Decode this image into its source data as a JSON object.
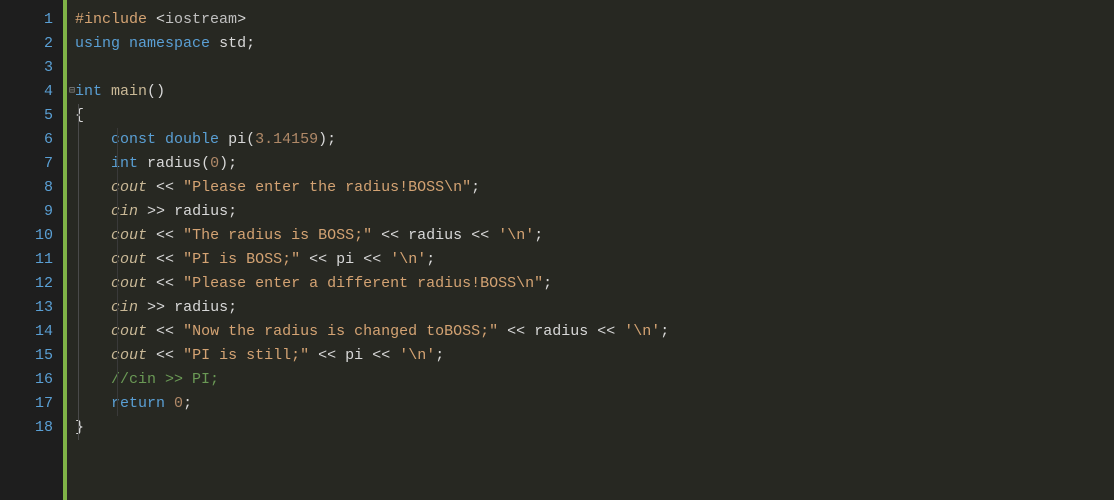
{
  "line_numbers": [
    "1",
    "2",
    "3",
    "4",
    "5",
    "6",
    "7",
    "8",
    "9",
    "10",
    "11",
    "12",
    "13",
    "14",
    "15",
    "16",
    "17",
    "18"
  ],
  "tokens": {
    "l1": {
      "include": "#include",
      "sp1": " ",
      "lt": "<",
      "hdr": "iostream",
      "gt": ">"
    },
    "l2": {
      "using": "using",
      "sp1": " ",
      "namespace": "namespace",
      "sp2": " ",
      "std": "std",
      "semi": ";"
    },
    "l4": {
      "int": "int",
      "sp1": " ",
      "main": "main",
      "lp": "(",
      "rp": ")"
    },
    "l5": {
      "indent": "",
      "brace": "{"
    },
    "l6": {
      "indent": "    ",
      "const": "const",
      "sp1": " ",
      "double": "double",
      "sp2": " ",
      "pi": "pi",
      "lp": "(",
      "val": "3.14159",
      "rp": ")",
      "semi": ";"
    },
    "l7": {
      "indent": "    ",
      "int": "int",
      "sp1": " ",
      "radius": "radius",
      "lp": "(",
      "zero": "0",
      "rp": ")",
      "semi": ";"
    },
    "l8": {
      "indent": "    ",
      "cout": "cout",
      "sp1": " ",
      "op1": "<<",
      "sp2": " ",
      "str": "\"Please enter the radius!BOSS\\n\"",
      "semi": ";"
    },
    "l9": {
      "indent": "    ",
      "cin": "cin",
      "sp1": " ",
      "op1": ">>",
      "sp2": " ",
      "radius": "radius",
      "semi": ";"
    },
    "l10": {
      "indent": "    ",
      "cout": "cout",
      "sp1": " ",
      "op1": "<<",
      "sp2": " ",
      "str": "\"The radius is BOSS;\"",
      "sp3": " ",
      "op2": "<<",
      "sp4": " ",
      "radius": "radius",
      "sp5": " ",
      "op3": "<<",
      "sp6": " ",
      "ch": "'\\n'",
      "semi": ";"
    },
    "l11": {
      "indent": "    ",
      "cout": "cout",
      "sp1": " ",
      "op1": "<<",
      "sp2": " ",
      "str": "\"PI is BOSS;\"",
      "sp3": " ",
      "op2": "<<",
      "sp4": " ",
      "pi": "pi",
      "sp5": " ",
      "op3": "<<",
      "sp6": " ",
      "ch": "'\\n'",
      "semi": ";"
    },
    "l12": {
      "indent": "    ",
      "cout": "cout",
      "sp1": " ",
      "op1": "<<",
      "sp2": " ",
      "str": "\"Please enter a different radius!BOSS\\n\"",
      "semi": ";"
    },
    "l13": {
      "indent": "    ",
      "cin": "cin",
      "sp1": " ",
      "op1": ">>",
      "sp2": " ",
      "radius": "radius",
      "semi": ";"
    },
    "l14": {
      "indent": "    ",
      "cout": "cout",
      "sp1": " ",
      "op1": "<<",
      "sp2": " ",
      "str": "\"Now the radius is changed toBOSS;\"",
      "sp3": " ",
      "op2": "<<",
      "sp4": " ",
      "radius": "radius",
      "sp5": " ",
      "op3": "<<",
      "sp6": " ",
      "ch": "'\\n'",
      "semi": ";"
    },
    "l15": {
      "indent": "    ",
      "cout": "cout",
      "sp1": " ",
      "op1": "<<",
      "sp2": " ",
      "str": "\"PI is still;\"",
      "sp3": " ",
      "op2": "<<",
      "sp4": " ",
      "pi": "pi",
      "sp5": " ",
      "op3": "<<",
      "sp6": " ",
      "ch": "'\\n'",
      "semi": ";"
    },
    "l16": {
      "indent": "    ",
      "comment": "//cin >> PI;"
    },
    "l17": {
      "indent": "    ",
      "return": "return",
      "sp1": " ",
      "zero": "0",
      "semi": ";"
    },
    "l18": {
      "indent": "",
      "brace": "}"
    }
  }
}
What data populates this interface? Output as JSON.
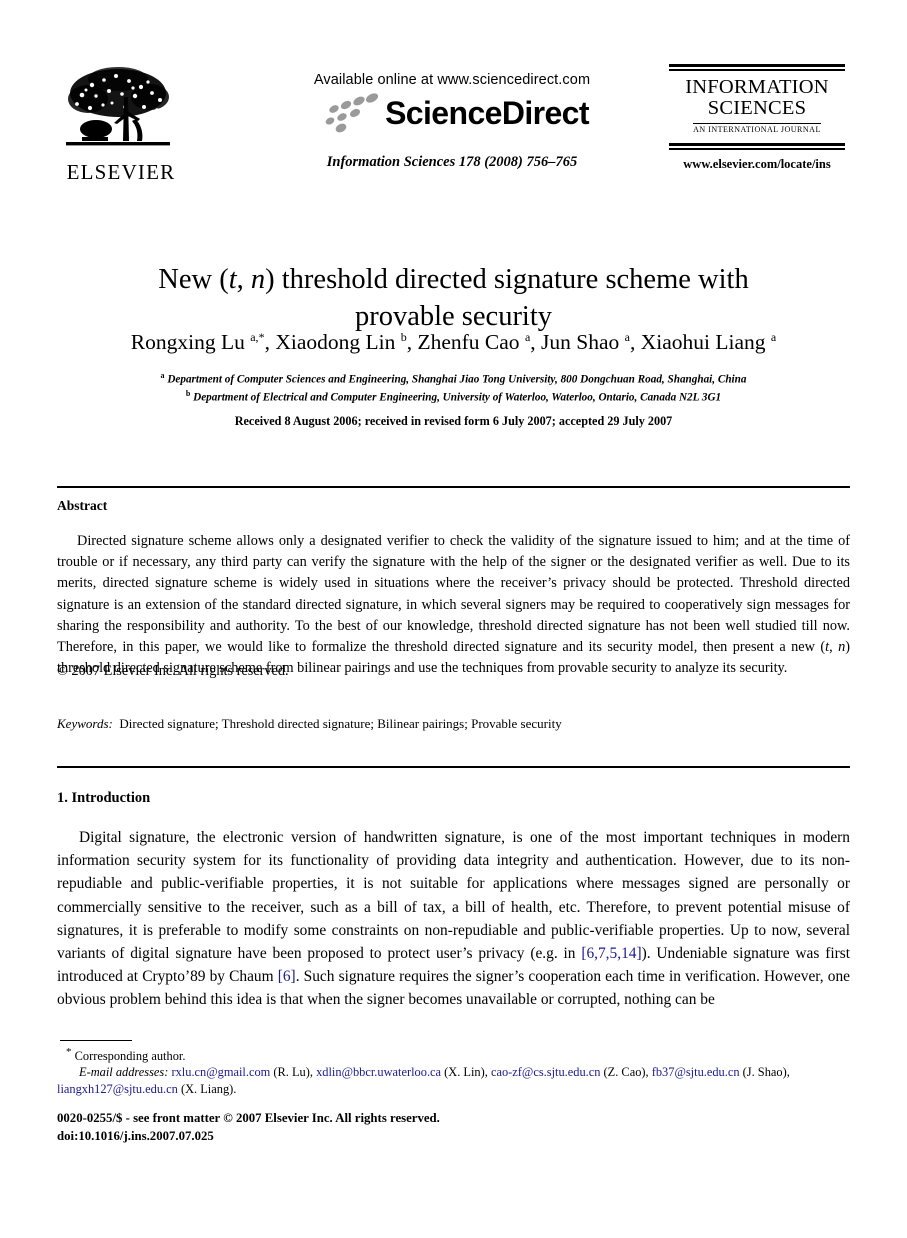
{
  "header": {
    "publisher_logo_name": "ELSEVIER",
    "available_online": "Available online at www.sciencedirect.com",
    "sciencedirect_wordmark": "ScienceDirect",
    "journal_reference": "Information Sciences 178 (2008) 756–765",
    "journal_logo_line1": "INFORMATION",
    "journal_logo_line2": "SCIENCES",
    "journal_logo_subtitle": "AN INTERNATIONAL JOURNAL",
    "journal_url": "www.elsevier.com/locate/ins"
  },
  "article": {
    "title_line1_pre": "New (",
    "title_t": "t",
    "title_comma": ", ",
    "title_n": "n",
    "title_line1_post": ") threshold directed signature scheme with",
    "title_line2": "provable security",
    "authors": "Rongxing Lu a,*, Xiaodong Lin b, Zhenfu Cao a, Jun Shao a, Xiaohui Liang a",
    "affiliation_a": "Department of Computer Sciences and Engineering, Shanghai Jiao Tong University, 800 Dongchuan Road, Shanghai, China",
    "affiliation_b": "Department of Electrical and Computer Engineering, University of Waterloo, Waterloo, Ontario, Canada N2L 3G1",
    "received_line": "Received 8 August 2006; received in revised form 6 July 2007; accepted 29 July 2007"
  },
  "abstract": {
    "heading": "Abstract",
    "paragraph_part1": "Directed signature scheme allows only a designated verifier to check the validity of the signature issued to him; and at the time of trouble or if necessary, any third party can verify the signature with the help of the signer or the designated verifier as well. Due to its merits, directed signature scheme is widely used in situations where the receiver’s privacy should be protected. Threshold directed signature is an extension of the standard directed signature, in which several signers may be required to cooperatively sign messages for sharing the responsibility and authority. To the best of our knowledge, threshold directed signature has not been well studied till now. Therefore, in this paper, we would like to formalize the threshold directed signature and its security model, then present a new (",
    "paragraph_t": "t",
    "paragraph_comma": ", ",
    "paragraph_n": "n",
    "paragraph_part2": ") threshold directed signature scheme from bilinear pairings and use the techniques from provable security to analyze its security.",
    "copyright": "© 2007 Elsevier Inc. All rights reserved.",
    "keywords_label": "Keywords:",
    "keywords_value": "Directed signature; Threshold directed signature; Bilinear pairings; Provable security"
  },
  "introduction": {
    "heading": "1. Introduction",
    "text_part1": "Digital signature, the electronic version of handwritten signature, is one of the most important techniques in modern information security system for its functionality of providing data integrity and authentication. However, due to its non-repudiable and public-verifiable properties, it is not suitable for applications where messages signed are personally or commercially sensitive to the receiver, such as a bill of tax, a bill of health, etc. Therefore, to prevent potential misuse of signatures, it is preferable to modify some constraints on non-repudiable and public-verifiable properties. Up to now, several variants of digital signature have been proposed to protect user’s privacy (e.g. in ",
    "citation_1": "[6,7,5,14]",
    "text_part2": "). Undeniable signature was first introduced at Crypto’89 by Chaum ",
    "citation_2": "[6]",
    "text_part3": ". Such signature requires the signer’s cooperation each time in verification. However, one obvious problem behind this idea is that when the signer becomes unavailable or corrupted, nothing can be"
  },
  "footnotes": {
    "corresponding_marker": "*",
    "corresponding_text": "Corresponding author.",
    "email_label": "E-mail addresses:",
    "emails": [
      {
        "address": "rxlu.cn@gmail.com",
        "person": "(R. Lu)"
      },
      {
        "address": "xdlin@bbcr.uwaterloo.ca",
        "person": "(X. Lin)"
      },
      {
        "address": "cao-zf@cs.sjtu.edu.cn",
        "person": "(Z. Cao)"
      },
      {
        "address": "fb37@sjtu.edu.cn",
        "person": "(J. Shao)"
      },
      {
        "address": "liangxh127@sjtu.edu.cn",
        "person": "(X. Liang)"
      }
    ],
    "issn_line": "0020-0255/$ - see front matter © 2007 Elsevier Inc. All rights reserved.",
    "doi_line": "doi:10.1016/j.ins.2007.07.025"
  },
  "colors": {
    "link": "#1a1a8c",
    "text": "#000000",
    "background": "#ffffff",
    "logo_gray": "#9a9a9a"
  }
}
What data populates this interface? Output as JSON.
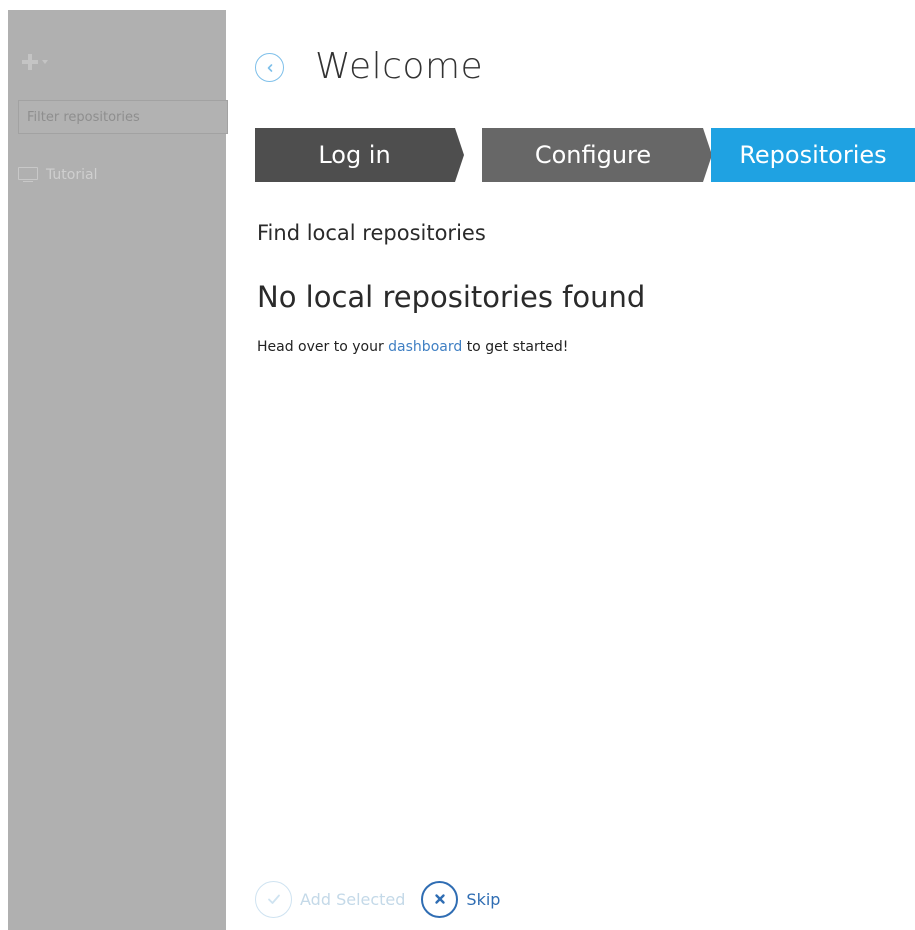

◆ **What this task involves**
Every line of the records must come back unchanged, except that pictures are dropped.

◆ **Response area**
Decode this image into its source data as a JSON object.
{
  "line_numbers": [
    "1",
    "2",
    "3",
    "4",
    "5",
    "6",
    "7",
    "8",
    "9",
    "10",
    "11",
    "12",
    "13",
    "14",
    "15",
    "16",
    "17",
    "18"
  ],
  "tokens": {
    "l1": {
      "include": "#include",
      "sp1": " ",
      "lt": "<",
      "hdr": "iostream",
      "gt": ">"
    },
    "l2": {
      "using": "using",
      "sp1": " ",
      "namespace": "namespace",
      "sp2": " ",
      "std": "std",
      "semi": ";"
    },
    "l4": {
      "int": "int",
      "sp1": " ",
      "main": "main",
      "lp": "(",
      "rp": ")"
    },
    "l5": {
      "indent": "",
      "brace": "{"
    },
    "l6": {
      "indent": "    ",
      "const": "const",
      "sp1": " ",
      "double": "double",
      "sp2": " ",
      "pi": "pi",
      "lp": "(",
      "val": "3.14159",
      "rp": ")",
      "semi": ";"
    },
    "l7": {
      "indent": "    ",
      "int": "int",
      "sp1": " ",
      "radius": "radius",
      "lp": "(",
      "zero": "0",
      "rp": ")",
      "semi": ";"
    },
    "l8": {
      "indent": "    ",
      "cout": "cout",
      "sp1": " ",
      "op1": "<<",
      "sp2": " ",
      "str": "\"Please enter the radius!BOSS\\n\"",
      "semi": ";"
    },
    "l9": {
      "indent": "    ",
      "cin": "cin",
      "sp1": " ",
      "op1": ">>",
      "sp2": " ",
      "radius": "radius",
      "semi": ";"
    },
    "l10": {
      "indent": "    ",
      "cout": "cout",
      "sp1": " ",
      "op1": "<<",
      "sp2": " ",
      "str": "\"The radius is BOSS;\"",
      "sp3": " ",
      "op2": "<<",
      "sp4": " ",
      "radius": "radius",
      "sp5": " ",
      "op3": "<<",
      "sp6": " ",
      "ch": "'\\n'",
      "semi": ";"
    },
    "l11": {
      "indent": "    ",
      "cout": "cout",
      "sp1": " ",
      "op1": "<<",
      "sp2": " ",
      "str": "\"PI is BOSS;\"",
      "sp3": " ",
      "op2": "<<",
      "sp4": " ",
      "pi": "pi",
      "sp5": " ",
      "op3": "<<",
      "sp6": " ",
      "ch": "'\\n'",
      "semi": ";"
    },
    "l12": {
      "indent": "    ",
      "cout": "cout",
      "sp1": " ",
      "op1": "<<",
      "sp2": " ",
      "str": "\"Please enter a different radius!BOSS\\n\"",
      "semi": ";"
    },
    "l13": {
      "indent": "    ",
      "cin": "cin",
      "sp1": " ",
      "op1": ">>",
      "sp2": " ",
      "radius": "radius",
      "semi": ";"
    },
    "l14": {
      "indent": "    ",
      "cout": "cout",
      "sp1": " ",
      "op1": "<<",
      "sp2": " ",
      "str": "\"Now the radius is changed toBOSS;\"",
      "sp3": " ",
      "op2": "<<",
      "sp4": " ",
      "radius": "radius",
      "sp5": " ",
      "op3": "<<",
      "sp6": " ",
      "ch": "'\\n'",
      "semi": ";"
    },
    "l15": {
      "indent": "    ",
      "cout": "cout",
      "sp1": " ",
      "op1": "<<",
      "sp2": " ",
      "str": "\"PI is still;\"",
      "sp3": " ",
      "op2": "<<",
      "sp4": " ",
      "pi": "pi",
      "sp5": " ",
      "op3": "<<",
      "sp6": " ",
      "ch": "'\\n'",
      "semi": ";"
    },
    "l16": {
      "indent": "    ",
      "comment": "//cin >> PI;"
    },
    "l17": {
      "indent": "    ",
      "return": "return",
      "sp1": " ",
      "zero": "0",
      "semi": ";"
    },
    "l18": {
      "indent": "",
      "brace": "}"
    }
  }
}
What data populates this interface? Output as JSON.
{
  "header": {
    "publisher_logo_name": "ELSEVIER",
    "available_online": "Available online at www.sciencedirect.com",
    "sciencedirect_wordmark": "ScienceDirect",
    "journal_reference": "Information Sciences 178 (2008) 756–765",
    "journal_logo_line1": "INFORMATION",
    "journal_logo_line2": "SCIENCES",
    "journal_logo_subtitle": "AN INTERNATIONAL JOURNAL",
    "journal_url": "www.elsevier.com/locate/ins"
  },
  "article": {
    "title_line1_pre": "New (",
    "title_t": "t",
    "title_comma": ", ",
    "title_n": "n",
    "title_line1_post": ") threshold directed signature scheme with",
    "title_line2": "provable security",
    "authors": "Rongxing Lu a,*, Xiaodong Lin b, Zhenfu Cao a, Jun Shao a, Xiaohui Liang a",
    "affiliation_a": "Department of Computer Sciences and Engineering, Shanghai Jiao Tong University, 800 Dongchuan Road, Shanghai, China",
    "affiliation_b": "Department of Electrical and Computer Engineering, University of Waterloo, Waterloo, Ontario, Canada N2L 3G1",
    "received_line": "Received 8 August 2006; received in revised form 6 July 2007; accepted 29 July 2007"
  },
  "abstract": {
    "heading": "Abstract",
    "paragraph_part1": "Directed signature scheme allows only a designated verifier to check the validity of the signature issued to him; and at the time of trouble or if necessary, any third party can verify the signature with the help of the signer or the designated verifier as well. Due to its merits, directed signature scheme is widely used in situations where the receiver’s privacy should be protected. Threshold directed signature is an extension of the standard directed signature, in which several signers may be required to cooperatively sign messages for sharing the responsibility and authority. To the best of our knowledge, threshold directed signature has not been well studied till now. Therefore, in this paper, we would like to formalize the threshold directed signature and its security model, then present a new (",
    "paragraph_t": "t",
    "paragraph_comma": ", ",
    "paragraph_n": "n",
    "paragraph_part2": ") threshold directed signature scheme from bilinear pairings and use the techniques from provable security to analyze its security.",
    "copyright": "© 2007 Elsevier Inc. All rights reserved.",
    "keywords_label": "Keywords:",
    "keywords_value": "Directed signature; Threshold directed signature; Bilinear pairings; Provable security"
  },
  "introduction": {
    "heading": "1. Introduction",
    "text_part1": "Digital signature, the electronic version of handwritten signature, is one of the most important techniques in modern information security system for its functionality of providing data integrity and authentication. However, due to its non-repudiable and public-verifiable properties, it is not suitable for applications where messages signed are personally or commercially sensitive to the receiver, such as a bill of tax, a bill of health, etc. Therefore, to prevent potential misuse of signatures, it is preferable to modify some constraints on non-repudiable and public-verifiable properties. Up to now, several variants of digital signature have been proposed to protect user’s privacy (e.g. in ",
    "citation_1": "[6,7,5,14]",
    "text_part2": "). Undeniable signature was first introduced at Crypto’89 by Chaum ",
    "citation_2": "[6]",
    "text_part3": ". Such signature requires the signer’s cooperation each time in verification. However, one obvious problem behind this idea is that when the signer becomes unavailable or corrupted, nothing can be"
  },
  "footnotes": {
    "corresponding_marker": "*",
    "corresponding_text": "Corresponding author.",
    "email_label": "E-mail addresses:",
    "emails": [
      {
        "address": "rxlu.cn@gmail.com",
        "person": "(R. Lu)"
      },
      {
        "address": "xdlin@bbcr.uwaterloo.ca",
        "person": "(X. Lin)"
      },
      {
        "address": "cao-zf@cs.sjtu.edu.cn",
        "person": "(Z. Cao)"
      },
      {
        "address": "fb37@sjtu.edu.cn",
        "person": "(J. Shao)"
      },
      {
        "address": "liangxh127@sjtu.edu.cn",
        "person": "(X. Liang)"
      }
    ],
    "issn_line": "0020-0255/$ - see front matter © 2007 Elsevier Inc. All rights reserved.",
    "doi_line": "doi:10.1016/j.ins.2007.07.025"
  },
  "colors": {
    "link": "#1a1a8c",
    "text": "#000000",
    "background": "#ffffff",
    "logo_gray": "#9a9a9a"
  }
}
What data populates this interface? Output as JSON.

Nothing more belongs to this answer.